Gap spotting!

I reckon I've spotted a gap between the P1 and 675LT for new model! I'd suggest calling it 685SG (for Spotted Gap).

Once that gap has been filled, I can foresee another needing to be filled between the P1 and 685GS. I'd call it 695AGS (for Another Spotted Gap), and so on...

earl grey 15 July 2015

Long Tail?

Shouldn't it be 675 "BBRS" as in "Bit Bigger Rear Spoiler", it's hardly in the same realms of the F1 Long Tail, just pretending to be something it isn't for another £64000. It seems people who buy this stuff aren't bothered if the claims that all 500 have been pre-sold are true though. I'll have to put a bigger spoiler on my car and see if somebody will give me £64001 as it's a Corsa Long Tail Special Edition, then I can buy a real car instead of wheeled white goods!
gigglebug 15 July 2015

Well it's best looking

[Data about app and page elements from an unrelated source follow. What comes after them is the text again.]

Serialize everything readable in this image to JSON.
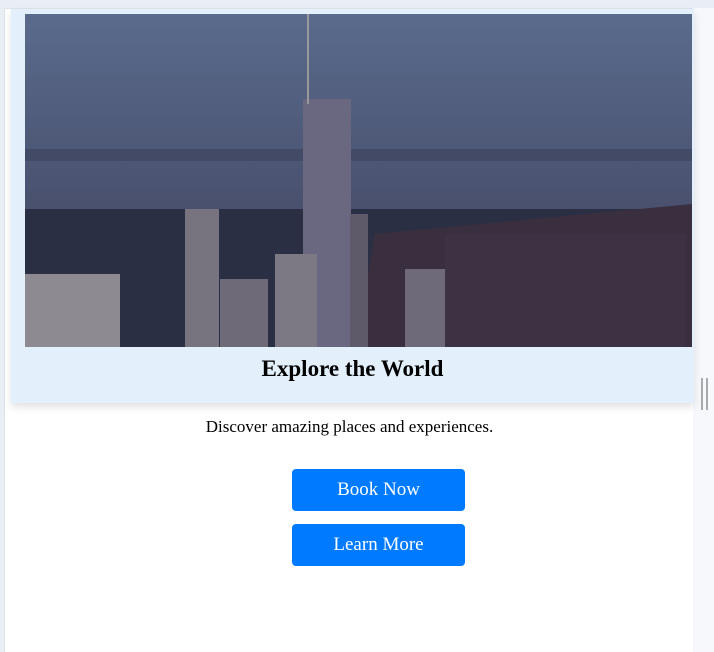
{
  "card": {
    "title": "Explore the World",
    "image_alt": "city skyline at dusk"
  },
  "description": "Discover amazing places and experiences.",
  "buttons": {
    "book": "Book Now",
    "learn": "Learn More"
  },
  "colors": {
    "accent": "#007bff",
    "card_bg": "#e3f0fc"
  }
}
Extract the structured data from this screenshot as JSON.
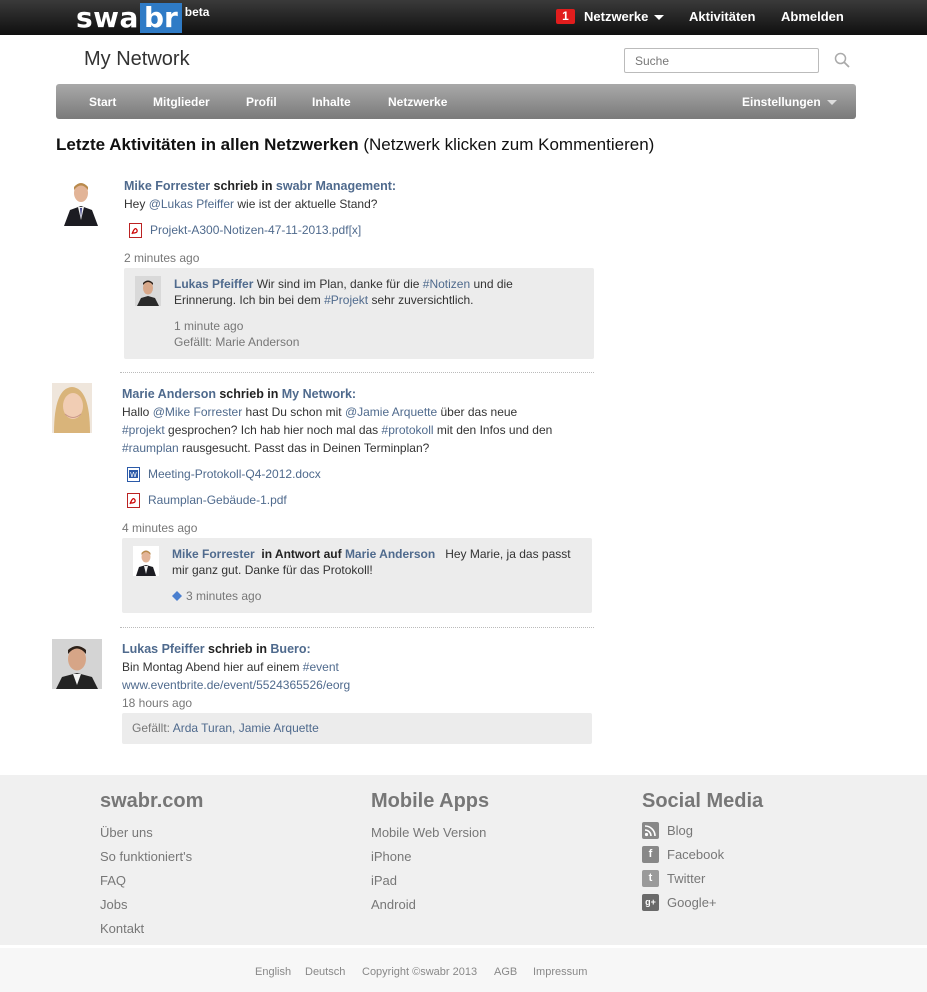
{
  "topbar": {
    "logo": {
      "part1": "swa",
      "part2": "br",
      "badge": "beta"
    },
    "notifications_count": "1",
    "networks_label": "Netzwerke",
    "activities_label": "Aktivitäten",
    "logout_label": "Abmelden"
  },
  "header": {
    "title": "My Network",
    "search_placeholder": "Suche"
  },
  "nav": {
    "items": [
      "Start",
      "Mitglieder",
      "Profil",
      "Inhalte",
      "Netzwerke"
    ],
    "settings_label": "Einstellungen"
  },
  "heading": {
    "bold": "Letzte Aktivitäten in allen Netzwerken",
    "hint": "(Netzwerk klicken zum Kommentieren)"
  },
  "posts": [
    {
      "author": "Mike Forrester",
      "verb": "schrieb in",
      "network": "swabr Management:",
      "line1_pre": "Hey ",
      "line1_mention": "@Lukas Pfeiffer",
      "line1_post": " wie ist der aktuelle Stand?",
      "file": "Projekt-A300-Notizen-47-11-2013.pdf",
      "file_suffix": "[x]",
      "time": "2 minutes ago",
      "comment": {
        "author": "Lukas Pfeiffer",
        "text1": " Wir sind im Plan, danke für die ",
        "tag1": "#Notizen",
        "text2": " und die",
        "line2_pre": "Erinnerung. Ich bin bei dem ",
        "tag2": "#Projekt",
        "line2_post": " sehr zuversichtlich.",
        "time": "1 minute ago",
        "likes": "Gefällt: Marie Anderson"
      }
    },
    {
      "author": "Marie Anderson",
      "verb": "schrieb in",
      "network": "My Network:",
      "l1_pre": "Hallo ",
      "l1_m1": "@Mike Forrester",
      "l1_mid": " hast Du schon mit ",
      "l1_m2": "@Jamie Arquette",
      "l1_post": " über das neue",
      "l2_tag1": "#projekt",
      "l2_mid": " gesprochen? Ich hab hier noch mal das ",
      "l2_tag2": "#protokoll",
      "l2_post": " mit den Infos und den",
      "l3_tag": "#raumplan",
      "l3_post": " rausgesucht. Passt das in Deinen Terminplan?",
      "file1": "Meeting-Protokoll-Q4-2012.docx",
      "file2": "Raumplan-Gebäude-1.pdf",
      "time": "4 minutes ago",
      "comment": {
        "author": "Mike Forrester",
        "reply_label": "in Antwort auf",
        "reply_to": "Marie Anderson",
        "text1": "Hey Marie, ja das passt",
        "text2": "mir ganz gut. Danke für das Protokoll!",
        "time": "3 minutes ago"
      }
    },
    {
      "author": "Lukas Pfeiffer",
      "verb": "schrieb in",
      "network": "Buero:",
      "l1_pre": "Bin Montag Abend hier auf einem ",
      "l1_tag": "#event",
      "url": "www.eventbrite.de/event/5524365526/eorg",
      "time": "18 hours ago",
      "likes_label": "Gefällt: ",
      "likes_names": "Arda Turan, Jamie Arquette"
    }
  ],
  "footer": {
    "col1": {
      "title": "swabr.com",
      "links": [
        "Über uns",
        "So funktioniert's",
        "FAQ",
        "Jobs",
        "Kontakt"
      ]
    },
    "col2": {
      "title": "Mobile Apps",
      "links": [
        "Mobile Web Version",
        "iPhone",
        "iPad",
        "Android"
      ]
    },
    "col3": {
      "title": "Social Media",
      "links": [
        "Blog",
        "Facebook",
        "Twitter",
        "Google+"
      ],
      "icons": [
        "rss-icon",
        "facebook-icon",
        "twitter-icon",
        "google-plus-icon"
      ]
    },
    "bottom": [
      "English",
      "Deutsch",
      "Copyright ©swabr 2013",
      "AGB",
      "Impressum"
    ]
  },
  "colors": {
    "link": "#4f6a8d",
    "brand_blue": "#2f7bc6",
    "badge_red": "#e11d1d"
  }
}
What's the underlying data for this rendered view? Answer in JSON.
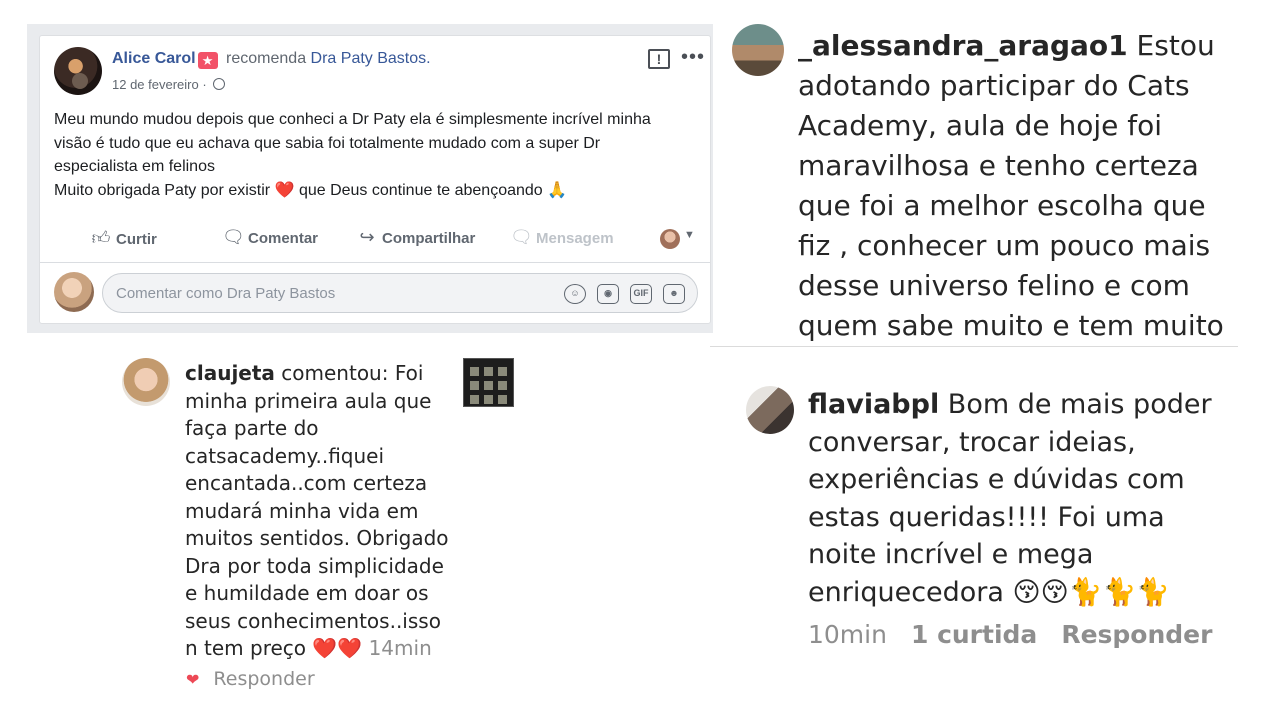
{
  "fb_post": {
    "author": "Alice Carol",
    "recommends": "recomenda",
    "page": "Dra Paty Bastos.",
    "date": "12 de fevereiro",
    "date_separator": "·",
    "report_icon": "!",
    "more_icon": "•••",
    "text_lines": [
      "Meu mundo mudou depois que conheci a Dr Paty ela é simplesmente incrível minha",
      "visão é tudo que eu achava que sabia foi totalmente mudado com a super Dr",
      "especialista em felinos",
      "Muito obrigada Paty por existir"
    ],
    "text_line4_heart": "❤️",
    "text_line4_tail": "que Deus continue te abençoando",
    "text_line4_emoji": "🙏",
    "actions": {
      "like": "Curtir",
      "comment": "Comentar",
      "share": "Compartilhar",
      "message": "Mensagem"
    },
    "comment_placeholder": "Comentar como Dra Paty Bastos",
    "gif_label": "GIF"
  },
  "comments": {
    "alessandra": {
      "username": "_alessandra_aragao1",
      "lines": [
        " Estou",
        "adotando participar do Cats",
        "Academy, aula de hoje foi",
        "maravilhosa e tenho certeza",
        "que foi a melhor escolha que",
        "fiz , conhecer um pouco mais",
        "desse universo felino e com",
        "quem sabe muito e tem muito"
      ]
    },
    "flavia": {
      "username": "flaviabpl",
      "lines": [
        " Bom de mais poder",
        "conversar, trocar ideias,",
        "experiências e dúvidas com",
        "estas queridas!!!! Foi uma",
        "noite incrível e mega",
        "enriquecedora 😚😚🐈🐈🐈"
      ],
      "time": "10min",
      "likes": "1 curtida",
      "reply": "Responder"
    },
    "claujeta": {
      "username": "claujeta",
      "lines": [
        " comentou: Foi",
        "minha primeira aula que",
        "faça parte do",
        "catsacademy..fiquei",
        "encantada..com certeza",
        "mudará minha vida em",
        "muitos sentidos. Obrigado",
        "Dra por toda simplicidade",
        "e humildade em doar os",
        "seus conhecimentos..isso",
        "n tem preço"
      ],
      "hearts": "❤️❤️",
      "time": "14min",
      "reply": "Responder"
    }
  }
}
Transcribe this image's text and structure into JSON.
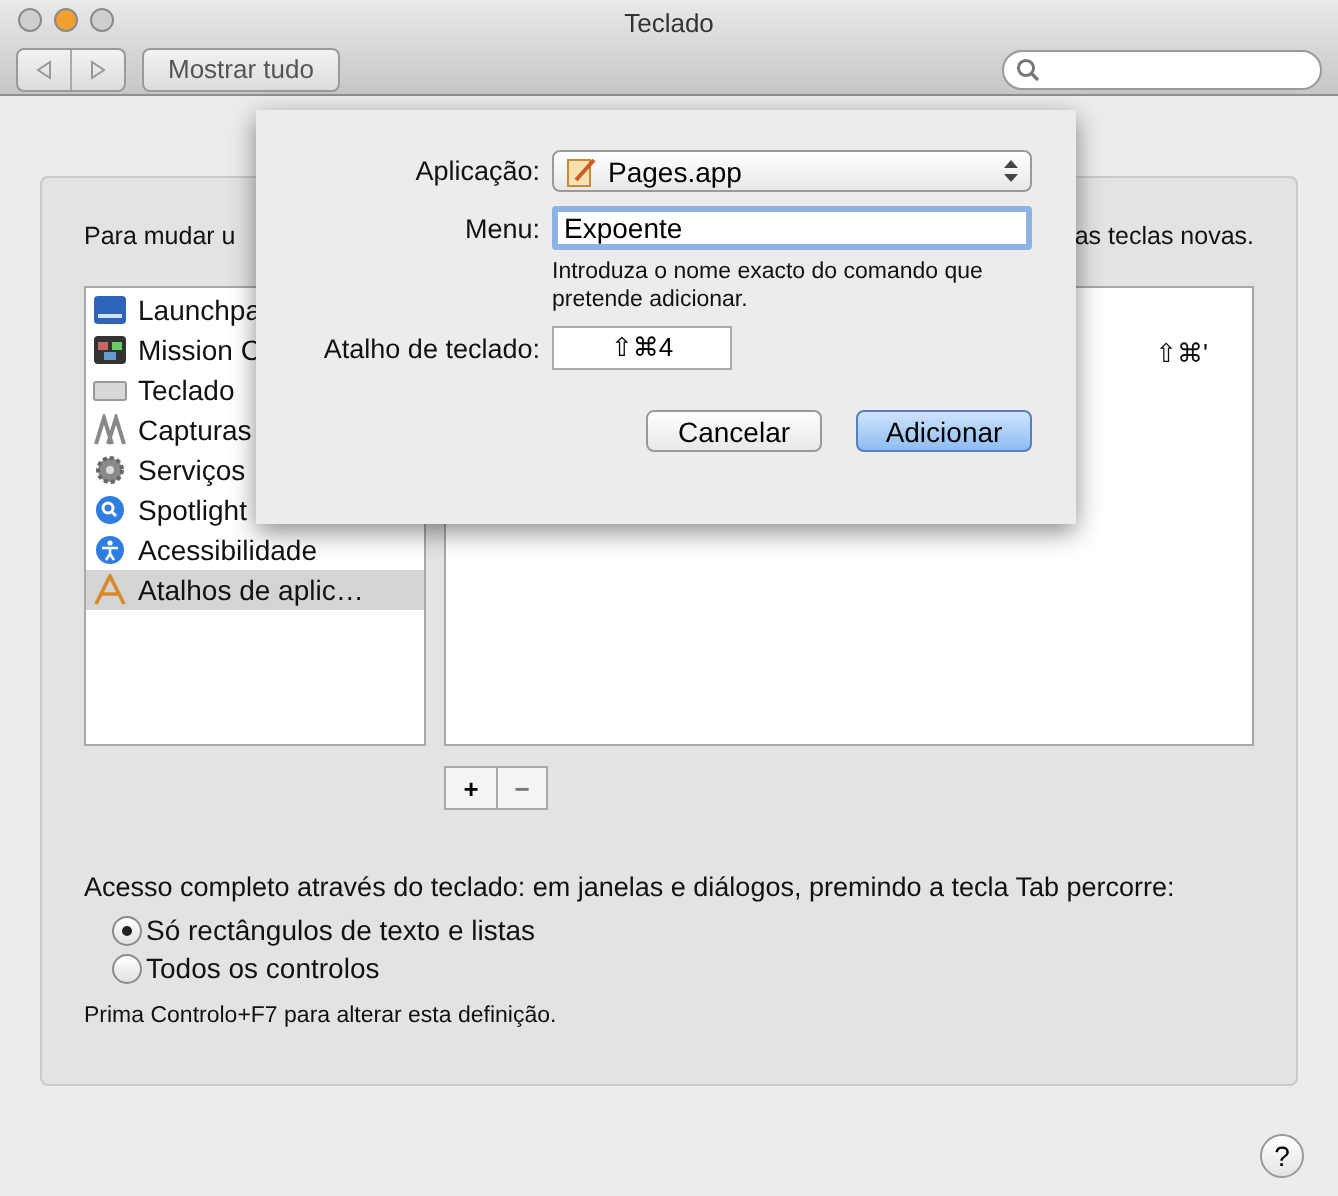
{
  "window": {
    "title": "Teclado"
  },
  "toolbar": {
    "show_all": "Mostrar tudo"
  },
  "intro": {
    "left": "Para mudar u",
    "right": "as teclas novas."
  },
  "categories": [
    {
      "label": "Launchpa",
      "selected": false
    },
    {
      "label": "Mission C",
      "selected": false
    },
    {
      "label": "Teclado",
      "selected": false
    },
    {
      "label": "Capturas",
      "selected": false
    },
    {
      "label": "Serviços",
      "selected": false
    },
    {
      "label": "Spotlight",
      "selected": false
    },
    {
      "label": "Acessibilidade",
      "selected": false
    },
    {
      "label": "Atalhos de aplic…",
      "selected": true
    }
  ],
  "shortcuts": [
    {
      "keys": "⇧⌘'"
    }
  ],
  "list_buttons": [
    "+",
    "−"
  ],
  "full_access": {
    "label": "Acesso completo através do teclado: em janelas e diálogos, premindo a tecla Tab percorre:",
    "options": [
      {
        "label": "Só rectângulos de texto e listas",
        "selected": true
      },
      {
        "label": "Todos os controlos",
        "selected": false
      }
    ],
    "note": "Prima Controlo+F7 para alterar esta definição."
  },
  "help": "?",
  "sheet": {
    "application_label": "Aplicação:",
    "application": "Pages.app",
    "menu_label": "Menu:",
    "menu_value": "Expoente",
    "hint": "Introduza o nome exacto do comando que pretende adicionar.",
    "shortcut_label": "Atalho de teclado:",
    "shortcut_value": "⇧⌘4",
    "buttons": [
      {
        "label": "Cancelar",
        "default": false
      },
      {
        "label": "Adicionar",
        "default": true
      }
    ]
  }
}
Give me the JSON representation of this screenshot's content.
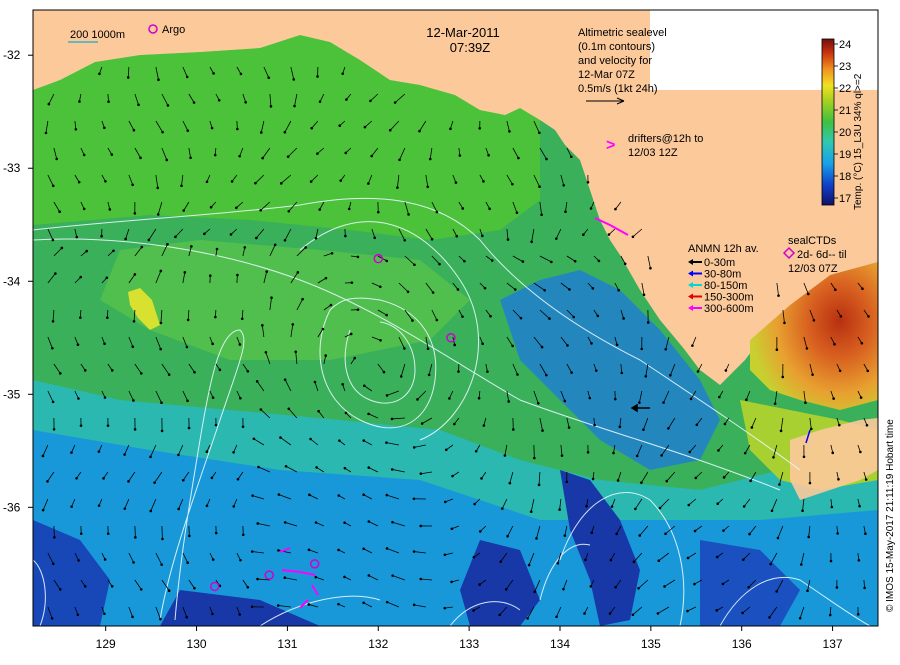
{
  "header": {
    "date": "12-Mar-2011",
    "time": "07:39Z"
  },
  "legend_topleft": {
    "isobath_label": "200  1000m",
    "argo_label": "Argo"
  },
  "altimetry_note": {
    "lines": [
      "Altimetric sealevel",
      "(0.1m contours)",
      "and velocity for",
      "12-Mar 07Z",
      "0.5m/s (1kt 24h)"
    ]
  },
  "drifters_note": {
    "symbol": ">",
    "lines": [
      "drifters@12h to",
      "12/03 12Z"
    ]
  },
  "anmn_legend": {
    "title": "ANMN 12h av.",
    "items": [
      {
        "label": "0-30m",
        "color": "#000000"
      },
      {
        "label": "30-80m",
        "color": "#0000ff"
      },
      {
        "label": "80-150m",
        "color": "#00d8d8"
      },
      {
        "label": "150-300m",
        "color": "#e00000"
      },
      {
        "label": "300-600m",
        "color": "#ff00ff"
      }
    ]
  },
  "sealctd_legend": {
    "title": "sealCTDs",
    "lines": [
      "2d- 6d-- til",
      "12/03 07Z"
    ]
  },
  "colorbar": {
    "label": "Temp. (°C) 15_L3U 34% ql>=2",
    "ticks": [
      "24",
      "23",
      "22",
      "21",
      "20",
      "19",
      "18",
      "17"
    ],
    "colors": {
      "land": "#fcc99b",
      "accent_magenta": "#ff00ff"
    }
  },
  "axes": {
    "x_ticks": [
      "129",
      "130",
      "131",
      "132",
      "133",
      "134",
      "135",
      "136",
      "137"
    ],
    "y_ticks": [
      "-32",
      "-33",
      "-34",
      "-35",
      "-36"
    ]
  },
  "credit": "© IMOS 15-May-2017 21:11:19 Hobart time",
  "argo_floats": [
    {
      "lon": 132.0,
      "lat": -33.8
    },
    {
      "lon": 132.8,
      "lat": -34.5
    },
    {
      "lon": 130.2,
      "lat": -36.7
    },
    {
      "lon": 130.8,
      "lat": -36.6
    },
    {
      "lon": 131.3,
      "lat": -36.5
    }
  ]
}
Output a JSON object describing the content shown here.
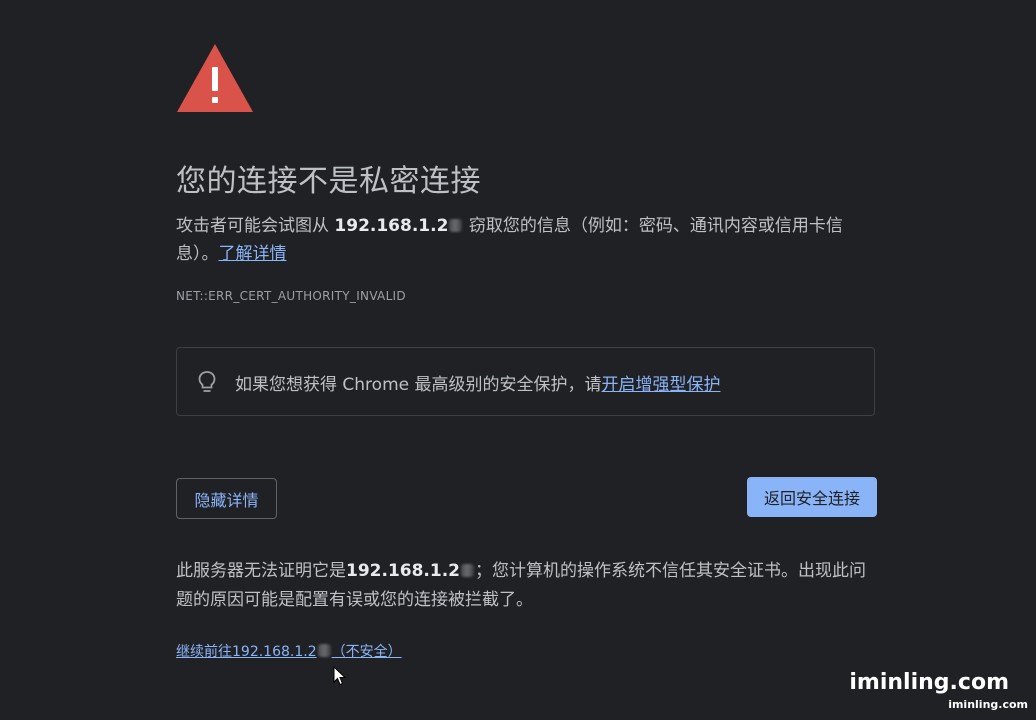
{
  "icons": {
    "warning": "warning-triangle-icon",
    "bulb": "lightbulb-icon",
    "cursor": "mouse-pointer-icon"
  },
  "colors": {
    "background": "#202124",
    "warning_red": "#d9534a",
    "link_blue": "#8ab4f8",
    "text": "#bdc1c6"
  },
  "interstitial": {
    "title": "您的连接不是私密连接",
    "desc_part1": "攻击者可能会试图从 ",
    "desc_host": "192.168.1.2",
    "desc_part2": " 窃取您的信息（例如：密码、通讯内容或信用卡信息）。",
    "learn_more": "了解详情",
    "error_code": "NET::ERR_CERT_AUTHORITY_INVALID",
    "enhanced_prefix": "如果您想获得 Chrome 最高级别的安全保护，请",
    "enhanced_link": "开启增强型保护",
    "hide_details_label": "隐藏详情",
    "back_to_safety_label": "返回安全连接",
    "details_part1": "此服务器无法证明它是",
    "details_host": "192.168.1.2",
    "details_part2": "；您计算机的操作系统不信任其安全证书。出现此问题的原因可能是配置有误或您的连接被拦截了。",
    "proceed_prefix": "继续前往192.168.1.2",
    "proceed_suffix": "（不安全）"
  },
  "watermark": {
    "large": "iminling.com",
    "small": "iminling.com"
  }
}
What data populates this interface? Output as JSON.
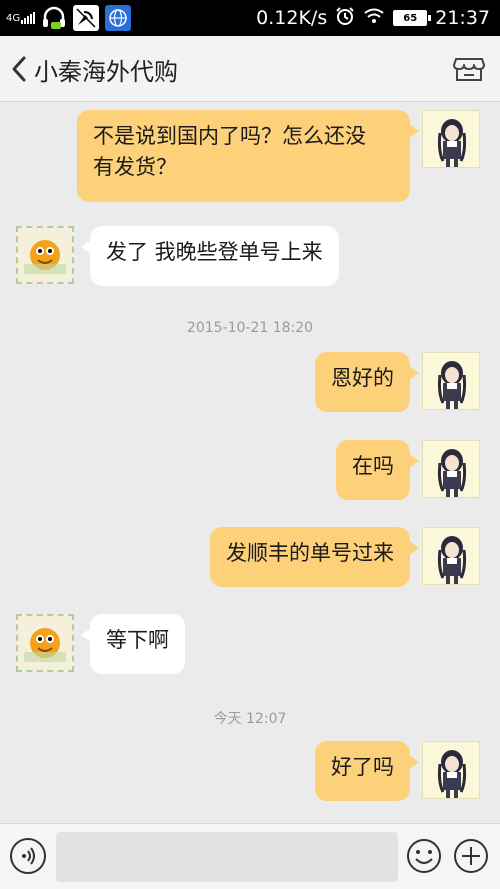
{
  "status_bar": {
    "network": "4G",
    "speed": "0.12K/s",
    "battery": "65",
    "time": "21:37"
  },
  "header": {
    "title": "小秦海外代购"
  },
  "messages": [
    {
      "side": "me",
      "text_line1": "不是说到国内了吗？怎么还没",
      "text_line2": "有发货？"
    },
    {
      "side": "them",
      "text": "发了 我晚些登单号上来"
    },
    {
      "type": "timestamp",
      "text": "2015-10-21 18:20"
    },
    {
      "side": "me",
      "text": "恩好的"
    },
    {
      "side": "me",
      "text": "在吗"
    },
    {
      "side": "me",
      "text": "发顺丰的单号过来"
    },
    {
      "side": "them",
      "text": "等下啊"
    },
    {
      "type": "timestamp",
      "text": "今天 12:07"
    },
    {
      "side": "me",
      "text": "好了吗"
    }
  ],
  "input": {
    "value": ""
  },
  "colors": {
    "my_bubble": "#fdd07a",
    "their_bubble": "#ffffff",
    "background": "#ebebeb"
  }
}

Well it's best looking variation to my eye's so assuming I had enough money it would be the one I would go for regardless of any performance gains. The single side intakes certainly look better than the original double intake design and the front now looks more aggressive and less fussy than the MC12's ever managed. The exhaust design is my favorite too lifting it over the 650S. The only thing against it is the fact that the longtail moniker doesn't really fit. The F1 longtail certainly lived up to it's name and would never be mistaken for the regular car, this one I'm not so sure!